[Excerpts from an interface dataset]
--- --- ---

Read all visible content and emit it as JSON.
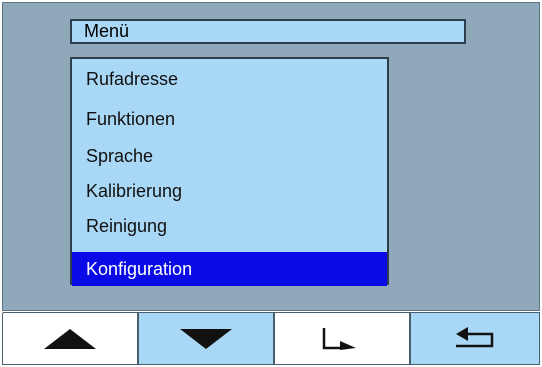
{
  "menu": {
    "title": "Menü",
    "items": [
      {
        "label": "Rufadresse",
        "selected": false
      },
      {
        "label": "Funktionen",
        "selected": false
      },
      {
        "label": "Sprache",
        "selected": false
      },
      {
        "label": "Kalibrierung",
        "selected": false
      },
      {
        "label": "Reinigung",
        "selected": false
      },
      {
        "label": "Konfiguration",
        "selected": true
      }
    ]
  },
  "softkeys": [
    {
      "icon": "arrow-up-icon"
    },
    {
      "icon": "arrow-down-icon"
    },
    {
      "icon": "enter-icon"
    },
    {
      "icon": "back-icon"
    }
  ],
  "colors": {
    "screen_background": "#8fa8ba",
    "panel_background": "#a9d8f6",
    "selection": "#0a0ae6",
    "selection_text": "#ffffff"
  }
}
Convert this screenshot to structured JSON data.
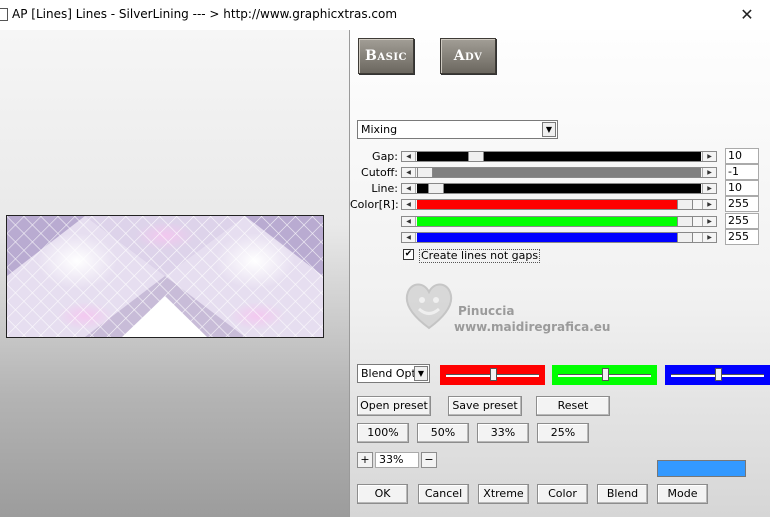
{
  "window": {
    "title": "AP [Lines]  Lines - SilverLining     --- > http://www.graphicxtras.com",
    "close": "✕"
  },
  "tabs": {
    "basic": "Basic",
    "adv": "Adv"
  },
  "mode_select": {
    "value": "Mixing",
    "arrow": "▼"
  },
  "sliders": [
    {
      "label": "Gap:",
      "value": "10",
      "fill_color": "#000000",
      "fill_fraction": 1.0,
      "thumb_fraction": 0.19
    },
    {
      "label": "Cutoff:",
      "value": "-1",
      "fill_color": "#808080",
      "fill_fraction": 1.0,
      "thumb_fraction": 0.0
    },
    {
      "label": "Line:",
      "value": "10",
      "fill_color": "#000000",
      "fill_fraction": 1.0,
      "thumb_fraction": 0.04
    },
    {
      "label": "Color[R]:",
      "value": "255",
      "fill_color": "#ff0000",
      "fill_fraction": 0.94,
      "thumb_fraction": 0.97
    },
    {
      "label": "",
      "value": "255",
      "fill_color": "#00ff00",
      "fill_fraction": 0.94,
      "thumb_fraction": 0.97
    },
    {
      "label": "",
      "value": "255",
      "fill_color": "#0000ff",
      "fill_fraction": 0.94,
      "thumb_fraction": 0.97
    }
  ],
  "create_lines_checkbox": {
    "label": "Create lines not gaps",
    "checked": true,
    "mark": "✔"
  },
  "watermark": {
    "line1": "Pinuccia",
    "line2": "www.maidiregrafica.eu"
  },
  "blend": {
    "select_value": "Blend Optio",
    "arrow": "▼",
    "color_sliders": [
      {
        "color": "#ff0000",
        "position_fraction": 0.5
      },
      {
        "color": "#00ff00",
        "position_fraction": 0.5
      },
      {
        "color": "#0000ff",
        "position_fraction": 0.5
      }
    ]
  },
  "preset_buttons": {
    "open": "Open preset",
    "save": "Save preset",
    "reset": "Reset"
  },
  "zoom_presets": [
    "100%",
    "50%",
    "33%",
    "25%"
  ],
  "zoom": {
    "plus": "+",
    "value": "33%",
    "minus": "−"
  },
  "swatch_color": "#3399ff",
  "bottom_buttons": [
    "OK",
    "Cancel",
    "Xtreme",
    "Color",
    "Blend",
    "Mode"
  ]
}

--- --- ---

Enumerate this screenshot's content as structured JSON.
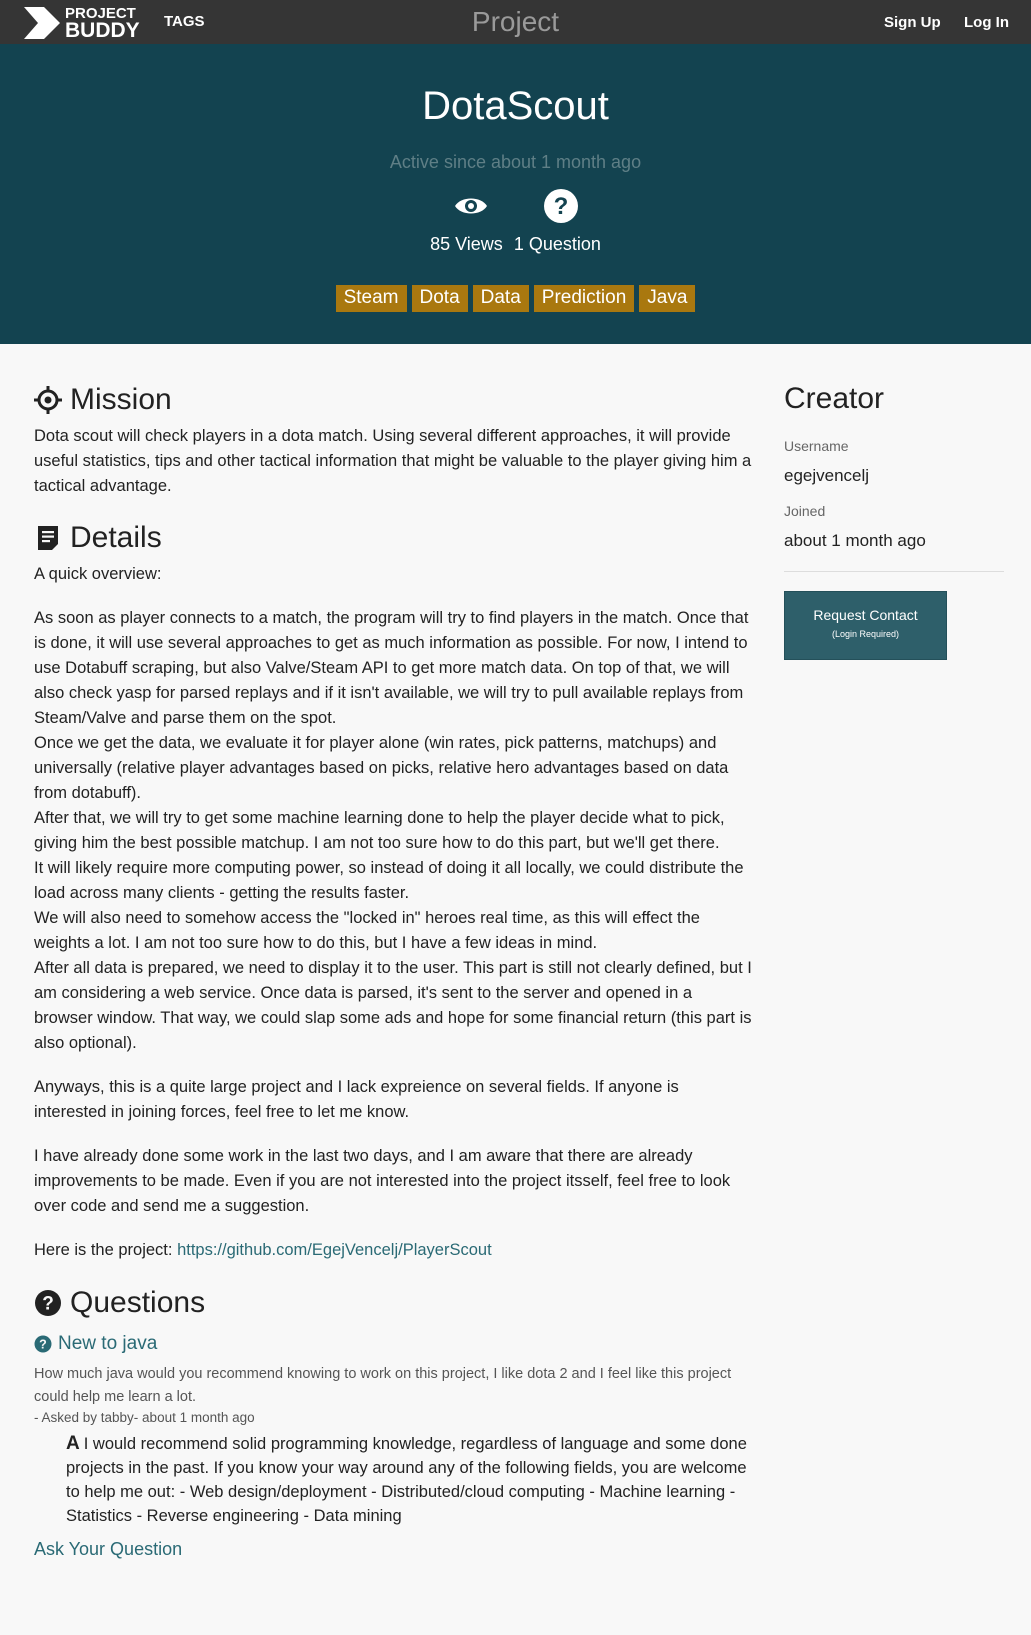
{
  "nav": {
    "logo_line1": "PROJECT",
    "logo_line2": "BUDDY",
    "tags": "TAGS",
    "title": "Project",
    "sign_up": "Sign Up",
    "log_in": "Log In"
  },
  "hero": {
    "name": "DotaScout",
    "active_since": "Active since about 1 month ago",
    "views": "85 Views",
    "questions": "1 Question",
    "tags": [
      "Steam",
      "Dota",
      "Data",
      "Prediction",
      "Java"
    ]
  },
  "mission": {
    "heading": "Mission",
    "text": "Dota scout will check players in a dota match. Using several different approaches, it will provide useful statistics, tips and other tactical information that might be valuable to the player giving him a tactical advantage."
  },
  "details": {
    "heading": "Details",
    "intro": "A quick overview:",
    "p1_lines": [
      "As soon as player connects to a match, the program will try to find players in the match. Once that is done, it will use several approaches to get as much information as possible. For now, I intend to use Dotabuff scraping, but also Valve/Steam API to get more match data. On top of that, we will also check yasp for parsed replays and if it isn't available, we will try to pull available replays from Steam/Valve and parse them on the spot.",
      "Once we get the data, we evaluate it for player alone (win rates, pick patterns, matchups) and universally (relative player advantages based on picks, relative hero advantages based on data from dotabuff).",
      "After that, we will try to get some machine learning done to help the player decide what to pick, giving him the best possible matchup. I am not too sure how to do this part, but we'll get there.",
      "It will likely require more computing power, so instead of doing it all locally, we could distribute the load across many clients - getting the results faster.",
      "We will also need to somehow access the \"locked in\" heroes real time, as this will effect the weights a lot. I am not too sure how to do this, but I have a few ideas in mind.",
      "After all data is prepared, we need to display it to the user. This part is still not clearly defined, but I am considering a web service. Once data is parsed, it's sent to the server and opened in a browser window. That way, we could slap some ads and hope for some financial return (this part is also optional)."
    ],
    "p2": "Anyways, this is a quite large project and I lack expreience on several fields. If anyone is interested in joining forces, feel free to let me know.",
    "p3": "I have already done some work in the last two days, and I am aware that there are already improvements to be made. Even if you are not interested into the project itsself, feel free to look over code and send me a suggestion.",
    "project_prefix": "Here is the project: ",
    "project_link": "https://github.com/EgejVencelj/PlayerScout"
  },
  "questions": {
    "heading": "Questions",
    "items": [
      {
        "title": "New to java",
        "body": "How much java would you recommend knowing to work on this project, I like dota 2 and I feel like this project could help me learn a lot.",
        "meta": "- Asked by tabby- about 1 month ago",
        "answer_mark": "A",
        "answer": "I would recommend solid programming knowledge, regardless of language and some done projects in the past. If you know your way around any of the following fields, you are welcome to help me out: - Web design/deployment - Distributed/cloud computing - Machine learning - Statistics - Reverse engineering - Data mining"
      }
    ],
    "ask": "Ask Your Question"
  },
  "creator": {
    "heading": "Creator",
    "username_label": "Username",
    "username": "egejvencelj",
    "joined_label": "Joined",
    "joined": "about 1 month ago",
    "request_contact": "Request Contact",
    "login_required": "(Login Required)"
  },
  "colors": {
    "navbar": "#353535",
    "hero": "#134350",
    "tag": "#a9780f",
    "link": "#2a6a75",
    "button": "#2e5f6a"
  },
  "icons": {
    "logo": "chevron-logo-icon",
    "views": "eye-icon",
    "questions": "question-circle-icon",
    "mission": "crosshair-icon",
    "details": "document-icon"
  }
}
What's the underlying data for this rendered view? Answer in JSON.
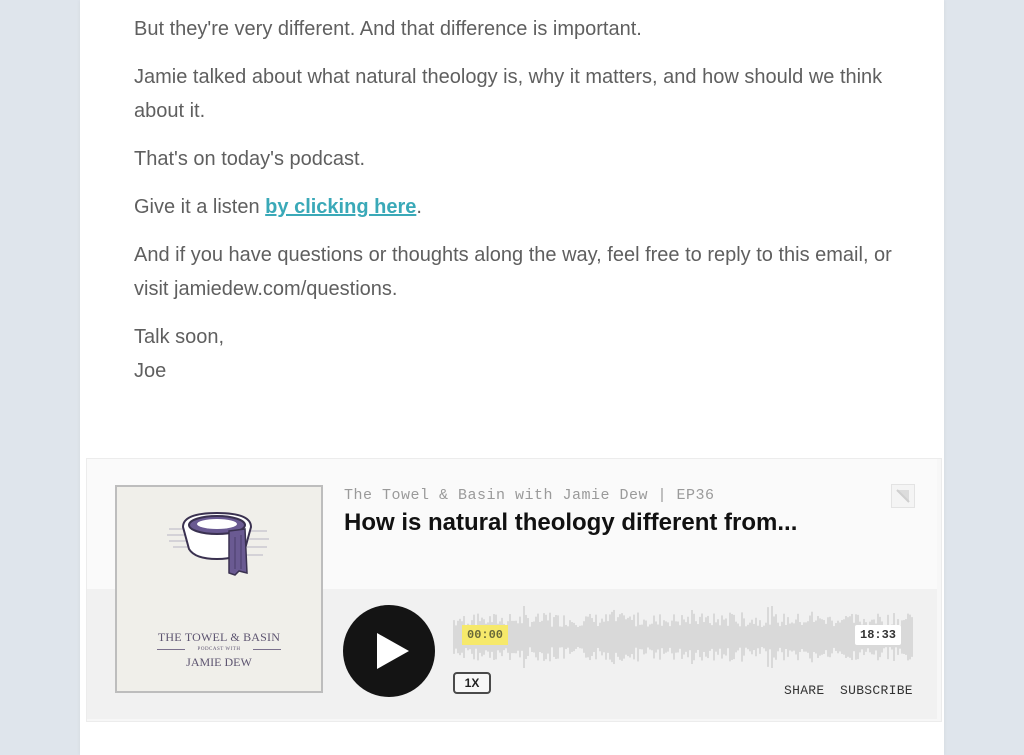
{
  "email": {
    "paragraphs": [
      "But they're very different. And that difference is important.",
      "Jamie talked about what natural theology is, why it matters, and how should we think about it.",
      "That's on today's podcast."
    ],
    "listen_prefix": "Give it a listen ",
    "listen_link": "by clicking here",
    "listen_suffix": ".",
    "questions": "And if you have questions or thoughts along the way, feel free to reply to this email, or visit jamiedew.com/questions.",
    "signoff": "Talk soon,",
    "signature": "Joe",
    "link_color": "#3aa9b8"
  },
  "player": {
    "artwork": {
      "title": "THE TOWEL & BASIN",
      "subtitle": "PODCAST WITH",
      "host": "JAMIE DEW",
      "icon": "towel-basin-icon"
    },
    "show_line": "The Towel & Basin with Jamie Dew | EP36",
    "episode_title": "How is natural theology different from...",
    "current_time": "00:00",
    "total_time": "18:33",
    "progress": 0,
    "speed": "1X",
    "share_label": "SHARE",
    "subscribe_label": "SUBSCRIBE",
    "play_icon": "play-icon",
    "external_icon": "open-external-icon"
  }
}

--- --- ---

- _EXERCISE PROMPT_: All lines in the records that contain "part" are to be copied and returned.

- _RESPONSE BOX_:
      "After that, we will try to get some machine learning done to help the player decide what to pick, giving him the best possible matchup. I am not too sure how to do this part, but we'll get there.",
      "After all data is prepared, we need to display it to the user. This part is still not clearly defined, but I am considering a web service. Once data is parsed, it's sent to the server and opened in a browser window. That way, we could slap some ads and hope for some financial return (this part is also optional)."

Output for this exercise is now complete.